To be diagnosed with a chronic UTI in Australia is no mean feat. Chronic UTI is a largely unrecognised and misunderstood condition. It is common for people with these chronic infections (who are predominantly women) to be referred through the medical system—sometimes for years and even decades. They see numerous specialists and have multiple tests, often walking away with a urinary syndrome diagnosis. Ongoing symptoms and pain management is usually the best that can be offered. For these people, the future can be bleak. This month we talk to five Australian women who have long-suffering UTI histories of between one and 35 years. Through their perseverance, each of these women found their way off the medical merry-go-round and were finally diagnosed and properly treated for a chronic UTI. Read more to find out how they reclaimed their lives and found their way back to health.
Alison was in her mid-20s when she was struck with her first UTI. A standard three-day antibiotic treatment cleared her symptoms, but they returned soon after ... and were much more serious. Unbeknown to her, Alison's bladder infection had ascended to her kidneys and had become life-threatening. With little forewarning, she was hospitalised numerous times with sudden acute attacks of pyelonephritis and sepsis. Each stint in hospital meant weeks of recovery time at home. Alison's mum knew it was not normal for a young, active woman to have become so suddenly vulnerable and seriously ill. Through a GP friend, she learnt about a UTI specialist in London and booked an appointment for her daughter immediately. Alison and her mother are both sharing their compelling story.

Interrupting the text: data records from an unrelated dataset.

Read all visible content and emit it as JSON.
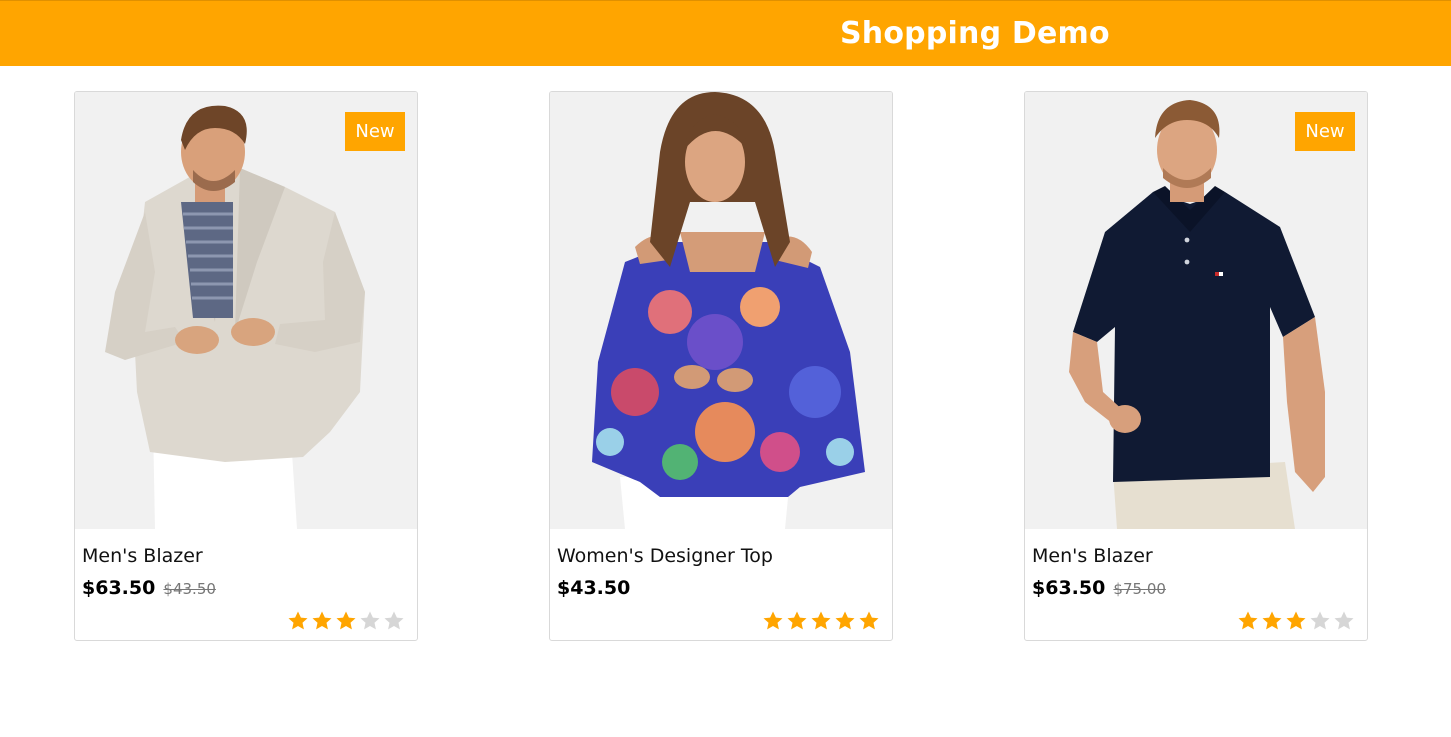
{
  "header": {
    "title": "Shopping Demo",
    "color": "#ffa500"
  },
  "products": [
    {
      "name": "Men's Blazer",
      "price": "$63.50",
      "old_price": "$43.50",
      "badge": "New",
      "rating": 3,
      "rating_max": 5,
      "image": "man-in-linen-blazer"
    },
    {
      "name": "Women's Designer Top",
      "price": "$43.50",
      "old_price": "",
      "badge": "",
      "rating": 5,
      "rating_max": 5,
      "image": "woman-in-floral-cold-shoulder-top"
    },
    {
      "name": "Men's Blazer",
      "price": "$63.50",
      "old_price": "$75.00",
      "badge": "New",
      "rating": 3,
      "rating_max": 5,
      "image": "man-in-navy-polo-shirt"
    }
  ],
  "colors": {
    "accent": "#ffa500",
    "star_filled": "#ffa500",
    "star_empty": "#d6d6d6"
  }
}
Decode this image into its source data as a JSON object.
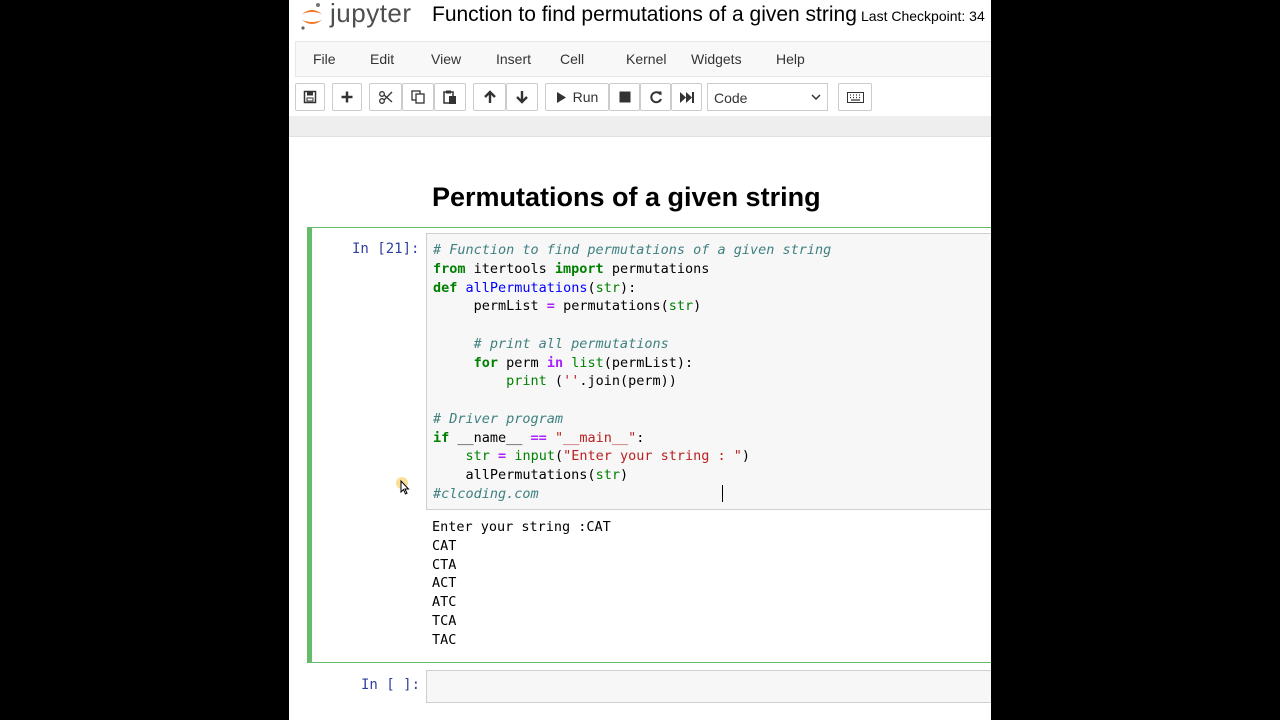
{
  "header": {
    "logo_text": "jupyter",
    "notebook_title": "Function to find permutations of a given string",
    "checkpoint": "Last Checkpoint: 34"
  },
  "menu": [
    "File",
    "Edit",
    "View",
    "Insert",
    "Cell",
    "Kernel",
    "Widgets",
    "Help"
  ],
  "toolbar": {
    "run_label": "Run",
    "cell_type": "Code",
    "icons": [
      "save-icon",
      "plus-icon",
      "cut-icon",
      "copy-icon",
      "paste-icon",
      "arrow-up-icon",
      "arrow-down-icon",
      "play-icon",
      "stop-icon",
      "restart-icon",
      "fast-forward-icon",
      "keyboard-icon"
    ]
  },
  "notebook": {
    "heading": "Permutations of a given string",
    "cell1": {
      "prompt": "In [21]:",
      "code_lines": [
        "# Function to find permutations of a given string",
        "from itertools import permutations",
        "def allPermutations(str):",
        "     permList = permutations(str)",
        "",
        "     # print all permutations",
        "     for perm in list(permList):",
        "         print (''.join(perm))",
        "",
        "# Driver program",
        "if __name__ == \"__main__\":",
        "    str = input(\"Enter your string : \")",
        "    allPermutations(str)",
        "#clcoding.com"
      ],
      "output_lines": [
        "Enter your string :CAT",
        "CAT",
        "CTA",
        "ACT",
        "ATC",
        "TCA",
        "TAC"
      ]
    },
    "cell2": {
      "prompt": "In [ ]:"
    }
  },
  "colors": {
    "selected_cell_border": "#66bb6a",
    "prompt": "#303f9f",
    "comment": "#408080",
    "keyword": "#008000",
    "string": "#ba2121"
  }
}
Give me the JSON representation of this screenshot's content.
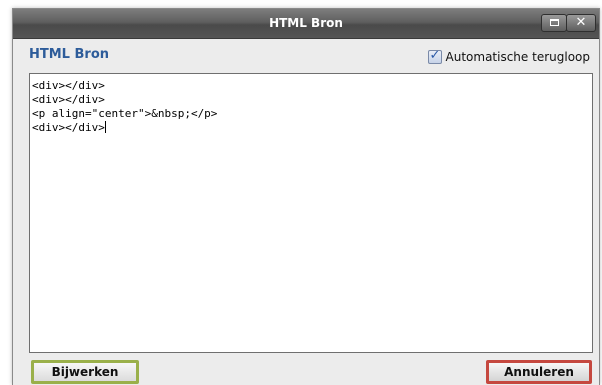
{
  "window": {
    "title": "HTML Bron"
  },
  "dialog": {
    "heading": "HTML Bron",
    "wrap_label": "Automatische terugloop",
    "wrap_checked": true
  },
  "editor": {
    "lines": [
      "<div></div>",
      "<div></div>",
      "<p align=\"center\">&nbsp;</p>",
      "<div></div>"
    ]
  },
  "buttons": {
    "update_label": "Bijwerken",
    "cancel_label": "Annuleren"
  },
  "colors": {
    "heading": "#2d5c9a",
    "update_border": "#9ab04a",
    "cancel_border": "#c5483f",
    "titlebar": "#5f5f5f"
  }
}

The festive season is usually a time for love, happiness, fun, family, friends and food. When it comes to someone with a chronic UTI, it can also be the season for unwelcome UTI flare-ups. Flares occur when bacteria embedded in the bladder wall become active (planktonic) and start to multiply in the urine, resulting in increased symptoms. Flare-ups can be triggered by a variety of things—the most commonly reported being stress (good and bad), sex, vigorous exercise, internal gynaecological procedures, bowel movements, drinking alcohol and consuming certain foods that individuals are sensitive to. Christmastime should be added to the list because it seems to be an extremely common time to experience flares, no matter where you live in the world. To help minimise the risk of a flare-up ruining your holidays, we asked people with chronic UTI to share their best prevention tips. This is what they told us.

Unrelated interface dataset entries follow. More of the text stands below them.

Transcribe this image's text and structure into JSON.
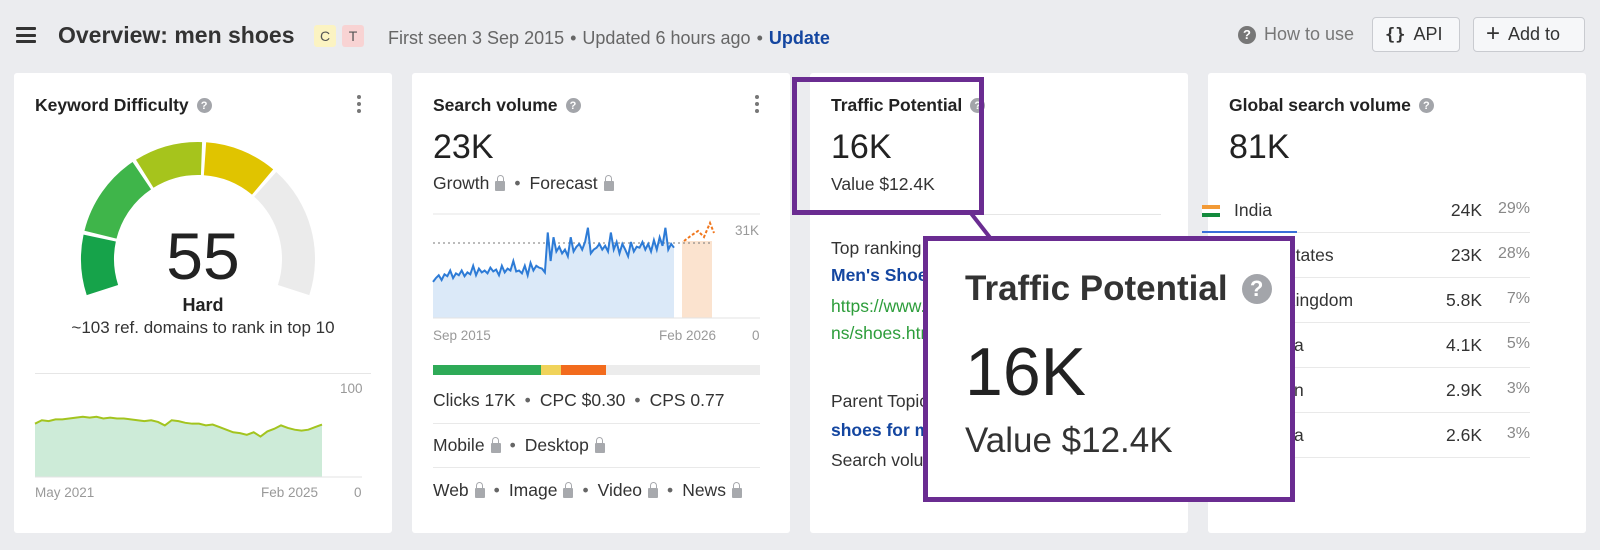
{
  "header": {
    "title": "Overview: men shoes",
    "intent_badges": [
      "C",
      "T"
    ],
    "first_seen": "First seen 3 Sep 2015",
    "updated": "Updated 6 hours ago",
    "update_link": "Update",
    "how_to_use": "How to use",
    "api_label": "API",
    "add_to_label": "Add to"
  },
  "keyword_difficulty": {
    "title": "Keyword Difficulty",
    "value": "55",
    "value_numeric": 55,
    "label": "Hard",
    "subtext": "~103 ref. domains to rank in top 10",
    "history_axis": {
      "start": "May 2021",
      "end": "Feb 2025",
      "ymax": "100",
      "ymin": "0"
    },
    "history": [
      62,
      66,
      65,
      67,
      67,
      68,
      69,
      70,
      69,
      70,
      68,
      69,
      68,
      68,
      67,
      66,
      65,
      66,
      64,
      60,
      66,
      65,
      63,
      62,
      62,
      60,
      61,
      58,
      55,
      52,
      51,
      49,
      52,
      47,
      53,
      56,
      60,
      57,
      55,
      54,
      55,
      58,
      61
    ],
    "colors": {
      "green_dark": "#16a34a",
      "green": "#3fb54a",
      "yellow_green": "#a6c41c",
      "yellow": "#e0c400",
      "grey": "#ebebeb"
    }
  },
  "search_volume": {
    "title": "Search volume",
    "value": "23K",
    "growth": "Growth",
    "forecast": "Forecast",
    "chart_axis": {
      "start": "Sep 2015",
      "end": "Feb 2026",
      "ymax": "31K",
      "ymin": "0"
    },
    "clicks": "Clicks 17K",
    "cpc": "CPC $0.30",
    "cps": "CPS 0.77",
    "devices": [
      "Mobile",
      "Desktop"
    ],
    "serp_types": [
      "Web",
      "Image",
      "Video",
      "News"
    ],
    "click_bar": {
      "organic_pct": 33,
      "paid_pct": 6,
      "other_pct": 14,
      "colors": [
        "#2eaa57",
        "#f0d35a",
        "#f26b1d"
      ]
    }
  },
  "traffic_potential": {
    "title": "Traffic Potential",
    "value": "16K",
    "value_label": "Value $12.4K",
    "top_ranking_label": "Top ranking re",
    "top_ranking_title": "Men's Shoes",
    "top_ranking_url_1": "https://www.fo",
    "top_ranking_url_2": "ns/shoes.htm",
    "parent_topic_label": "Parent Topic",
    "parent_topic_link": "shoes for me",
    "parent_search_volume": "Search volum"
  },
  "global_search_volume": {
    "title": "Global search volume",
    "value": "81K",
    "countries": [
      {
        "name": "India",
        "volume": "24K",
        "pct": "29%"
      },
      {
        "name": "States",
        "volume": "23K",
        "pct": "28%"
      },
      {
        "name": "Kingdom",
        "volume": "5.8K",
        "pct": "7%"
      },
      {
        "name": "a",
        "volume": "4.1K",
        "pct": "5%"
      },
      {
        "name": "n",
        "volume": "2.9K",
        "pct": "3%"
      },
      {
        "name": "a",
        "volume": "2.6K",
        "pct": "3%"
      }
    ]
  },
  "zoom": {
    "title": "Traffic Potential",
    "value": "16K",
    "value_label": "Value $12.4K",
    "highlight_color": "#6a2c91"
  }
}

Jenny is a young Italian woman who was suddenly struck with a streptococcus infection causing acute bladder and vaginal pain and burning. Despite being treated, and tests confirming the infection had cleared, her symptoms worsened and her health was in decline. After a year she was diagnosed with vulvodynia and fibromyalgia and prescribed a treatment that took the edge off her symptoms. Feeling despair and let down by standard medical treatments that left her still extremely unwell, she turned to a dietician who introduced her to a natural approach to healing systemic body inflammation and strengthen the immune system. A year on, Jenny no longer suffers her dreadful symptoms and is back to leading a normal life. You can read more about Jenny's experience here.